>>

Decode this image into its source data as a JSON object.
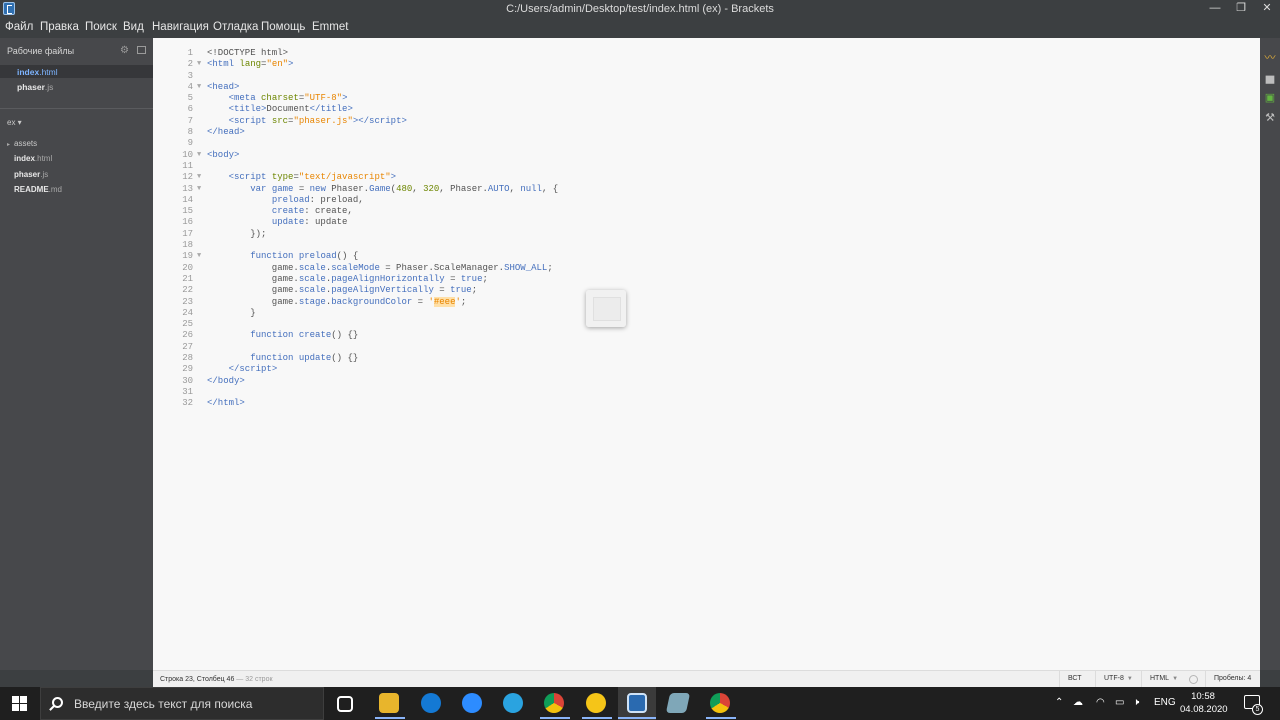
{
  "window": {
    "title": "C:/Users/admin/Desktop/test/index.html (ex) - Brackets",
    "minimize": "—",
    "restore": "❐",
    "close": "✕"
  },
  "menu": [
    "Файл",
    "Правка",
    "Поиск",
    "Вид",
    "Навигация",
    "Отладка",
    "Помощь",
    "Emmet"
  ],
  "sidebar": {
    "working_files_title": "Рабочие файлы",
    "working_files": [
      {
        "name": "index",
        "ext": ".html",
        "active": true
      },
      {
        "name": "phaser",
        "ext": ".js",
        "active": false
      }
    ],
    "project_name": "ex ▾",
    "tree": [
      {
        "name": "assets",
        "ext": "",
        "folder": true
      },
      {
        "name": "index",
        "ext": ".html",
        "folder": false
      },
      {
        "name": "phaser",
        "ext": ".js",
        "folder": false
      },
      {
        "name": "README",
        "ext": ".md",
        "folder": false
      }
    ]
  },
  "code_lines": [
    {
      "n": "1",
      "fold": false,
      "html": "<span class='t-def'>&lt;!DOCTYPE html&gt;</span>"
    },
    {
      "n": "2",
      "fold": true,
      "html": "<span class='t-tag'>&lt;html</span> <span class='t-attr'>lang</span>=<span class='t-str'>\"en\"</span><span class='t-tag'>&gt;</span>"
    },
    {
      "n": "3",
      "fold": false,
      "html": ""
    },
    {
      "n": "4",
      "fold": true,
      "html": "<span class='t-tag'>&lt;head&gt;</span>"
    },
    {
      "n": "5",
      "fold": false,
      "html": "    <span class='t-tag'>&lt;meta</span> <span class='t-attr'>charset</span>=<span class='t-str'>\"UTF-8\"</span><span class='t-tag'>&gt;</span>"
    },
    {
      "n": "6",
      "fold": false,
      "html": "    <span class='t-tag'>&lt;title&gt;</span>Document<span class='t-tag'>&lt;/title&gt;</span>"
    },
    {
      "n": "7",
      "fold": false,
      "html": "    <span class='t-tag'>&lt;script</span> <span class='t-attr'>src</span>=<span class='t-str'>\"phaser.js\"</span><span class='t-tag'>&gt;&lt;/script&gt;</span>"
    },
    {
      "n": "8",
      "fold": false,
      "html": "<span class='t-tag'>&lt;/head&gt;</span>"
    },
    {
      "n": "9",
      "fold": false,
      "html": ""
    },
    {
      "n": "10",
      "fold": true,
      "html": "<span class='t-tag'>&lt;body&gt;</span>"
    },
    {
      "n": "11",
      "fold": false,
      "html": ""
    },
    {
      "n": "12",
      "fold": true,
      "html": "    <span class='t-tag'>&lt;script</span> <span class='t-attr'>type</span>=<span class='t-str'>\"text/javascript\"</span><span class='t-tag'>&gt;</span>"
    },
    {
      "n": "13",
      "fold": true,
      "html": "        <span class='t-kw'>var</span> <span class='t-kw'>game</span> = <span class='t-kw'>new</span> Phaser.<span class='t-kw'>Game</span>(<span class='t-num'>480</span>, <span class='t-num'>320</span>, Phaser.<span class='t-kw'>AUTO</span>, <span class='t-kw'>null</span>, {"
    },
    {
      "n": "14",
      "fold": false,
      "html": "            <span class='t-kw'>preload</span>: preload,"
    },
    {
      "n": "15",
      "fold": false,
      "html": "            <span class='t-kw'>create</span>: create,"
    },
    {
      "n": "16",
      "fold": false,
      "html": "            <span class='t-kw'>update</span>: update"
    },
    {
      "n": "17",
      "fold": false,
      "html": "        });"
    },
    {
      "n": "18",
      "fold": false,
      "html": ""
    },
    {
      "n": "19",
      "fold": true,
      "html": "        <span class='t-kw'>function</span> <span class='t-kw'>preload</span>() {"
    },
    {
      "n": "20",
      "fold": false,
      "html": "            game.<span class='t-kw'>scale</span>.<span class='t-kw'>scaleMode</span> = Phaser.ScaleManager.<span class='t-kw'>SHOW_ALL</span>;"
    },
    {
      "n": "21",
      "fold": false,
      "html": "            game.<span class='t-kw'>scale</span>.<span class='t-kw'>pageAlignHorizontally</span> = <span class='t-kw'>true</span>;"
    },
    {
      "n": "22",
      "fold": false,
      "html": "            game.<span class='t-kw'>scale</span>.<span class='t-kw'>pageAlignVertically</span> = <span class='t-kw'>true</span>;"
    },
    {
      "n": "23",
      "fold": false,
      "html": "            game.<span class='t-kw'>stage</span>.<span class='t-kw'>backgroundColor</span> = <span class='t-str'>'<span class='t-hl'>#eee</span>'</span>;"
    },
    {
      "n": "24",
      "fold": false,
      "html": "        }"
    },
    {
      "n": "25",
      "fold": false,
      "html": ""
    },
    {
      "n": "26",
      "fold": false,
      "html": "        <span class='t-kw'>function</span> <span class='t-kw'>create</span>() {}"
    },
    {
      "n": "27",
      "fold": false,
      "html": ""
    },
    {
      "n": "28",
      "fold": false,
      "html": "        <span class='t-kw'>function</span> <span class='t-kw'>update</span>() {}"
    },
    {
      "n": "29",
      "fold": false,
      "html": "    <span class='t-tag'>&lt;/script&gt;</span>"
    },
    {
      "n": "30",
      "fold": false,
      "html": "<span class='t-tag'>&lt;/body&gt;</span>"
    },
    {
      "n": "31",
      "fold": false,
      "html": ""
    },
    {
      "n": "32",
      "fold": false,
      "html": "<span class='t-tag'>&lt;/html&gt;</span>"
    }
  ],
  "statusbar": {
    "position": "Строка 23, Столбец 46",
    "line_count": " — 32 строк",
    "insert_mode": "ВСТ",
    "encoding": "UTF-8",
    "language": "HTML",
    "indent": "Пробелы: 4"
  },
  "taskbar": {
    "search_placeholder": "Введите здесь текст для поиска",
    "lang": "ENG",
    "time": "10:58",
    "date": "04.08.2020",
    "notifications": "5"
  },
  "colors": {
    "chrome_bg": "#3c3f41",
    "sidebar_bg": "#47484b",
    "editor_bg": "#f8f8f8",
    "accent": "#7db4ff"
  }
}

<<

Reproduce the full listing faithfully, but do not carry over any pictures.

- RESULT OF THE TASK
Decode this image into its source data as a JSON object.
{
  "window": {
    "title": "C:/Users/admin/Desktop/test/index.html (ex) - Brackets",
    "minimize": "—",
    "restore": "❐",
    "close": "✕"
  },
  "menu": [
    "Файл",
    "Правка",
    "Поиск",
    "Вид",
    "Навигация",
    "Отладка",
    "Помощь",
    "Emmet"
  ],
  "sidebar": {
    "working_files_title": "Рабочие файлы",
    "working_files": [
      {
        "name": "index",
        "ext": ".html",
        "active": true
      },
      {
        "name": "phaser",
        "ext": ".js",
        "active": false
      }
    ],
    "project_name": "ex ▾",
    "tree": [
      {
        "name": "assets",
        "ext": "",
        "folder": true
      },
      {
        "name": "index",
        "ext": ".html",
        "folder": false
      },
      {
        "name": "phaser",
        "ext": ".js",
        "folder": false
      },
      {
        "name": "README",
        "ext": ".md",
        "folder": false
      }
    ]
  },
  "code_lines": [
    {
      "n": "1",
      "fold": false,
      "html": "<span class='t-def'>&lt;!DOCTYPE html&gt;</span>"
    },
    {
      "n": "2",
      "fold": true,
      "html": "<span class='t-tag'>&lt;html</span> <span class='t-attr'>lang</span>=<span class='t-str'>\"en\"</span><span class='t-tag'>&gt;</span>"
    },
    {
      "n": "3",
      "fold": false,
      "html": ""
    },
    {
      "n": "4",
      "fold": true,
      "html": "<span class='t-tag'>&lt;head&gt;</span>"
    },
    {
      "n": "5",
      "fold": false,
      "html": "    <span class='t-tag'>&lt;meta</span> <span class='t-attr'>charset</span>=<span class='t-str'>\"UTF-8\"</span><span class='t-tag'>&gt;</span>"
    },
    {
      "n": "6",
      "fold": false,
      "html": "    <span class='t-tag'>&lt;title&gt;</span>Document<span class='t-tag'>&lt;/title&gt;</span>"
    },
    {
      "n": "7",
      "fold": false,
      "html": "    <span class='t-tag'>&lt;script</span> <span class='t-attr'>src</span>=<span class='t-str'>\"phaser.js\"</span><span class='t-tag'>&gt;&lt;/script&gt;</span>"
    },
    {
      "n": "8",
      "fold": false,
      "html": "<span class='t-tag'>&lt;/head&gt;</span>"
    },
    {
      "n": "9",
      "fold": false,
      "html": ""
    },
    {
      "n": "10",
      "fold": true,
      "html": "<span class='t-tag'>&lt;body&gt;</span>"
    },
    {
      "n": "11",
      "fold": false,
      "html": ""
    },
    {
      "n": "12",
      "fold": true,
      "html": "    <span class='t-tag'>&lt;script</span> <span class='t-attr'>type</span>=<span class='t-str'>\"text/javascript\"</span><span class='t-tag'>&gt;</span>"
    },
    {
      "n": "13",
      "fold": true,
      "html": "        <span class='t-kw'>var</span> <span class='t-kw'>game</span> = <span class='t-kw'>new</span> Phaser.<span class='t-kw'>Game</span>(<span class='t-num'>480</span>, <span class='t-num'>320</span>, Phaser.<span class='t-kw'>AUTO</span>, <span class='t-kw'>null</span>, {"
    },
    {
      "n": "14",
      "fold": false,
      "html": "            <span class='t-kw'>preload</span>: preload,"
    },
    {
      "n": "15",
      "fold": false,
      "html": "            <span class='t-kw'>create</span>: create,"
    },
    {
      "n": "16",
      "fold": false,
      "html": "            <span class='t-kw'>update</span>: update"
    },
    {
      "n": "17",
      "fold": false,
      "html": "        });"
    },
    {
      "n": "18",
      "fold": false,
      "html": ""
    },
    {
      "n": "19",
      "fold": true,
      "html": "        <span class='t-kw'>function</span> <span class='t-kw'>preload</span>() {"
    },
    {
      "n": "20",
      "fold": false,
      "html": "            game.<span class='t-kw'>scale</span>.<span class='t-kw'>scaleMode</span> = Phaser.ScaleManager.<span class='t-kw'>SHOW_ALL</span>;"
    },
    {
      "n": "21",
      "fold": false,
      "html": "            game.<span class='t-kw'>scale</span>.<span class='t-kw'>pageAlignHorizontally</span> = <span class='t-kw'>true</span>;"
    },
    {
      "n": "22",
      "fold": false,
      "html": "            game.<span class='t-kw'>scale</span>.<span class='t-kw'>pageAlignVertically</span> = <span class='t-kw'>true</span>;"
    },
    {
      "n": "23",
      "fold": false,
      "html": "            game.<span class='t-kw'>stage</span>.<span class='t-kw'>backgroundColor</span> = <span class='t-str'>'<span class='t-hl'>#eee</span>'</span>;"
    },
    {
      "n": "24",
      "fold": false,
      "html": "        }"
    },
    {
      "n": "25",
      "fold": false,
      "html": ""
    },
    {
      "n": "26",
      "fold": false,
      "html": "        <span class='t-kw'>function</span> <span class='t-kw'>create</span>() {}"
    },
    {
      "n": "27",
      "fold": false,
      "html": ""
    },
    {
      "n": "28",
      "fold": false,
      "html": "        <span class='t-kw'>function</span> <span class='t-kw'>update</span>() {}"
    },
    {
      "n": "29",
      "fold": false,
      "html": "    <span class='t-tag'>&lt;/script&gt;</span>"
    },
    {
      "n": "30",
      "fold": false,
      "html": "<span class='t-tag'>&lt;/body&gt;</span>"
    },
    {
      "n": "31",
      "fold": false,
      "html": ""
    },
    {
      "n": "32",
      "fold": false,
      "html": "<span class='t-tag'>&lt;/html&gt;</span>"
    }
  ],
  "statusbar": {
    "position": "Строка 23, Столбец 46",
    "line_count": " — 32 строк",
    "insert_mode": "ВСТ",
    "encoding": "UTF-8",
    "language": "HTML",
    "indent": "Пробелы: 4"
  },
  "taskbar": {
    "search_placeholder": "Введите здесь текст для поиска",
    "lang": "ENG",
    "time": "10:58",
    "date": "04.08.2020",
    "notifications": "5"
  },
  "colors": {
    "chrome_bg": "#3c3f41",
    "sidebar_bg": "#47484b",
    "editor_bg": "#f8f8f8",
    "accent": "#7db4ff"
  }
}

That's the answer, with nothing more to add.